Beyond those outlets, my “day job” of serving as Director of Communications for a private school in my community affords me an opportunity to do all kinds of writing – from marketing and advertising copy to social media posts to letters and other messaging that share the “how” and “why” of this school and its mission to produce service-minded leaders who make a difference locally and around the globe. All of this excites me.
And yet….the ideas for a new novel still rise to the surface every now and then, teasing me to consider what my 11th book could and should be. I’m not sure yet when that one will be birthed, but I already have a list of character names, a few potential plot ideas and even a tentative title.
I’m not ready to start writing the first draft because the ideas are still “baking.” I’ll know when the plot is just firm enough to put pen to paper, and then move those handwritten notes to my computer.
In the meantime, I’m doing my writer’s “homework”: Leaning into the gifts and opportunities that come with daily life, enjoying special moments with family and friends, overhearing compelling conversations or intriguing names that might make their way into my story, and taking in the scenery, sights and sounds around me, so that when I need these things most, they are a finger tap away in the notes section of my iPhone, or stored in my mental image bank.
I recently had the pleasure of joining an award-winning children’s author for dinner, and during our conversation, Newberry Medal winner Rita Williams-Garcia announced that she no longer writes under deadline. When the manuscript is ready – however long that may take – she intuitively knows, and she only writes The End at that point.
While many of us scribes may not have that luxury – or be disciplined enough to know the difference between being stuck and accepting that the project is substantive enough to move forward – learning about her method left me thinking that more of us should find the courage (or be extended opportunities) to give our words, ideas and stories the space to grow and mushroom into something fantastically wonderful.
If and when you can, I encourage my fellow writers to let your story marinate; let the words come on their own; let the characters show you who they are in their own time.
Because I’m not on deadline or under contract with a publisher at the moment, this is exactly what I’m doing. I’m also reading some great fiction, and books about the art of writing, along the way.

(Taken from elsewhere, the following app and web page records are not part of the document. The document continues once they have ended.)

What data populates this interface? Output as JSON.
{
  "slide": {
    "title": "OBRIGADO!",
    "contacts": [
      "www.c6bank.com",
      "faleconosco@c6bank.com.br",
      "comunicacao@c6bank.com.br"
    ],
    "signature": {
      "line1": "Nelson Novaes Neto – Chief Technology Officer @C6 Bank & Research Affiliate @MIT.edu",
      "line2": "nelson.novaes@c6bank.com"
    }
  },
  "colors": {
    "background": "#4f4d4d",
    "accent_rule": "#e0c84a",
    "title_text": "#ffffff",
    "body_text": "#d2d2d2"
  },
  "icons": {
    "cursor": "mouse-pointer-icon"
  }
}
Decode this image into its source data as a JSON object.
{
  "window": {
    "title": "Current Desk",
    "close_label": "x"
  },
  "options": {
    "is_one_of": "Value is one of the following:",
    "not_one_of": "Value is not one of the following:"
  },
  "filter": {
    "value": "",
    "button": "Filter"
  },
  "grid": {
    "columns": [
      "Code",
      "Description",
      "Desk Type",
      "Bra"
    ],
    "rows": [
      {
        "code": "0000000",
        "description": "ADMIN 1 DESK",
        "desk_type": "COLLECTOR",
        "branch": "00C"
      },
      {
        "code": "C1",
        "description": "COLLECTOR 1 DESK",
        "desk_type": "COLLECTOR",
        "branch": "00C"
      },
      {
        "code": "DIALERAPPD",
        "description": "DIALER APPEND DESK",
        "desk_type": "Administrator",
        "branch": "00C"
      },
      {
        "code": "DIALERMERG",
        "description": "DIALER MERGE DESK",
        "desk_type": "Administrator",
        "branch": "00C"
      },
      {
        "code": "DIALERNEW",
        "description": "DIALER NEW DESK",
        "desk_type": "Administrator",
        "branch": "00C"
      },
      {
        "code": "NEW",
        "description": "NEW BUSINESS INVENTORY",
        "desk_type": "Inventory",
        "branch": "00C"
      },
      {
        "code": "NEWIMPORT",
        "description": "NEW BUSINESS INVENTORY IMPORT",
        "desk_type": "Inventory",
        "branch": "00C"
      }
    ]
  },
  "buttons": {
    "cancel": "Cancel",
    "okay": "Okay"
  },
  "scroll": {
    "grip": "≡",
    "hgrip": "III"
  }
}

It’s an unsettling experience in some ways – especially when my readers say they’re ready for another book- and I hate to keep readers waiting. Yet, in another way, it’s freeing, because I’m allowing the writer journey to unfold before me.
I’m confident that when my new characters are ready to meet the world, they’ll let me know. When they start nudging, I won’t be able to get them out of my head unless I tell their stories! Lol
Until then, I hope you’ll continue reading my current novels, the few fictional short stories I’ll be penning soon, and also my body of nonfiction writing. The mission of all of my work is to enlighten, uplift and inspire. I hope my fictional characters and my intriguing true-to-life subjects do just that for you.
Note: This essay was originally published on the Black Christian Reads blog, in July 2017.